The Solomon family gathers facts about humans by interacting with them on a daily basis. Humans they have daily contact with include Dr. Mary Albright (Jane Curtain) who is Dick’s colleague at college and his romantic interest; Nina Campbell (Simbi Khali) Dick’s college assistant; Mrs. Dubcek (Elmarie Wendel), the owner of the home in which the Solomon’s lived; and August Loeffler (Shay Astar), Tommy’s pushy girlfriend. They then report their observations back to an unseen alien on their home world known as “The Big Giant Head.”
(Starman The Movie, 1984; Starman TV Series, 1986-87)
In 1984, Starman (Jeff Bridges) crashed his alien spaceship on Earth. His energy form discovers the Wisconsin home of a recently widowed woman (Karen Allen) and uses his alien powers to clone the human’s deceased spouse from a piece of hair he found in a scrapbook. The widowed woman is shocked to see her dead husband suddenly walking about and soon discovers the alien’s true identity. Despite this, she helps him to get to a rescue spacecraft in the Arizona desert. Along the way the alien and human have a romantic interlude that leaves the barren widowed woman pregnant with a half alien child.
In 1986, Starman (Robert Hayes) returns to Earth when he hears a call for help from his half-human/half-alien teenage son, Scott Hayden (C. S. Barnes) who is now an orphan. Scott was saved from a deadly car crash that killed his foster parents by a mysterious alien-like blue energy force that originated from a golf ball-sized silver sphere that Starman had given to Scott’s mother Jenny (Erin Gray) on his first visit to Earth.
To blend into the Earth’s society once again Starman assumes human form. This time he duplicates the human form of photo-journalist, Paul Edward Forrester whose was killed in a helicopter crash while on assignment photographing volcanic eruptions near Seattle, Washington. Starman clones the body from drops of blood left in the snow at the wreckage site.
When Scott and Starman meet they begin to search for Jenny. Scott and his “Starman” father find Jenny living in Seguaro, New Mexico under the assumed name of Karen Isley. She had become an emotional loner after giving her son up for adoption.
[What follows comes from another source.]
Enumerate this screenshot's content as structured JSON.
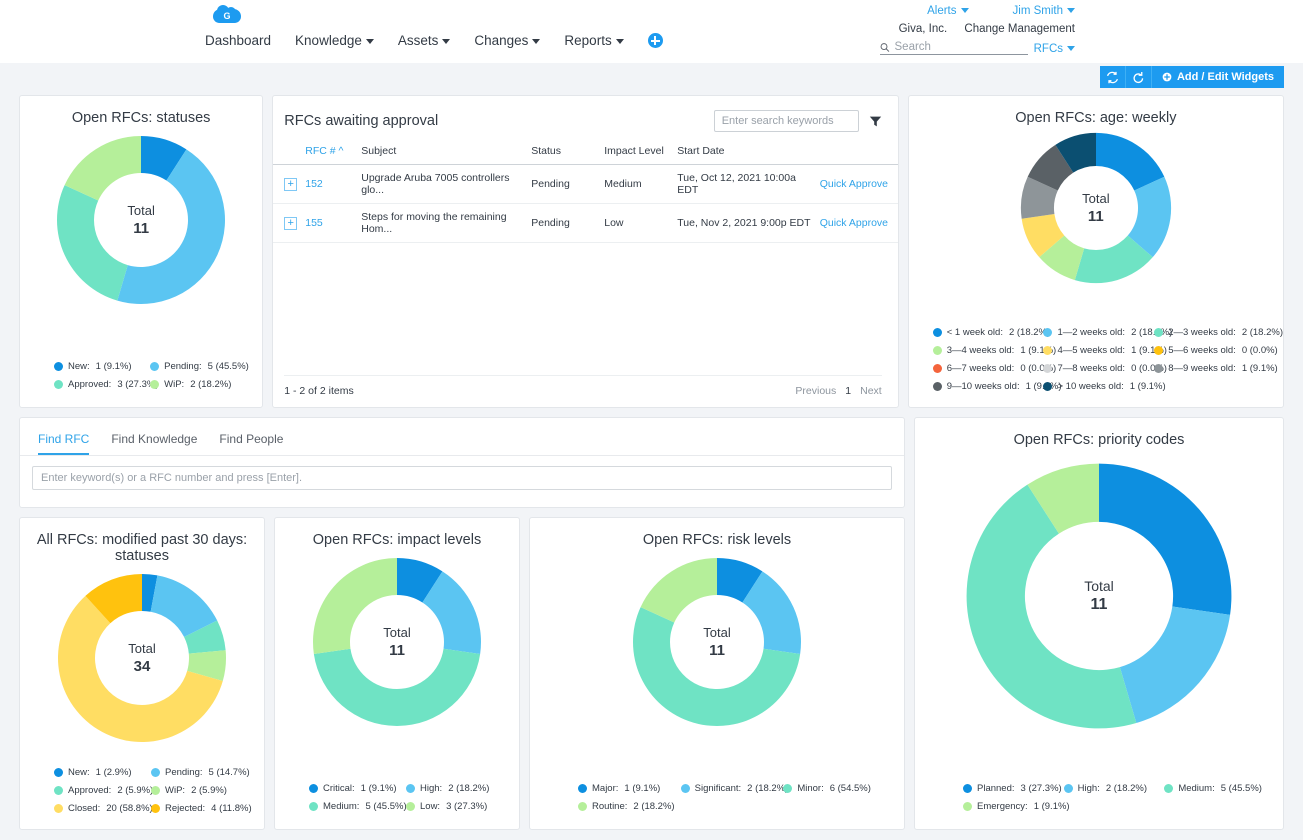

To support herself financially, Jenny had earned money by painting Starscapes which contained the configuration of Starman’s galaxy.
“Dr. Who” TV Series, 1963-1989
“Dr. Who” on BBC
A Brief History of Time (Travel)
“Adventures of Superman” TV Series, 1952-1958
“Superboy” TV Series, 1988-1992
“The New Adventures of Superman” TV Series, 1966-1970
“Lois & Clark: The New Adventures of Superman” TV Series, 1993-1997
“Smallville” TV Series, 2001-Present
“The Powers of Matthew Star” TV Series, 1982-1983
“Mork & Mindy” TV Series, 1978-1982
“Mork & Mindy/Laverne & Shirley/Fonz Hour” TV Series, 1982-1983
“My Favorite Martian” TV Series, 1963-1966
“Star Trek: The Next Generation” TV Series, 1987-1994
Official Star Trek site
“V” TV Series, 1984-85
“3rd Rock from the Sun” TV Series, 1996-2001
“Starman” TV Series, 1986-87
“Starman” The Movie, 1984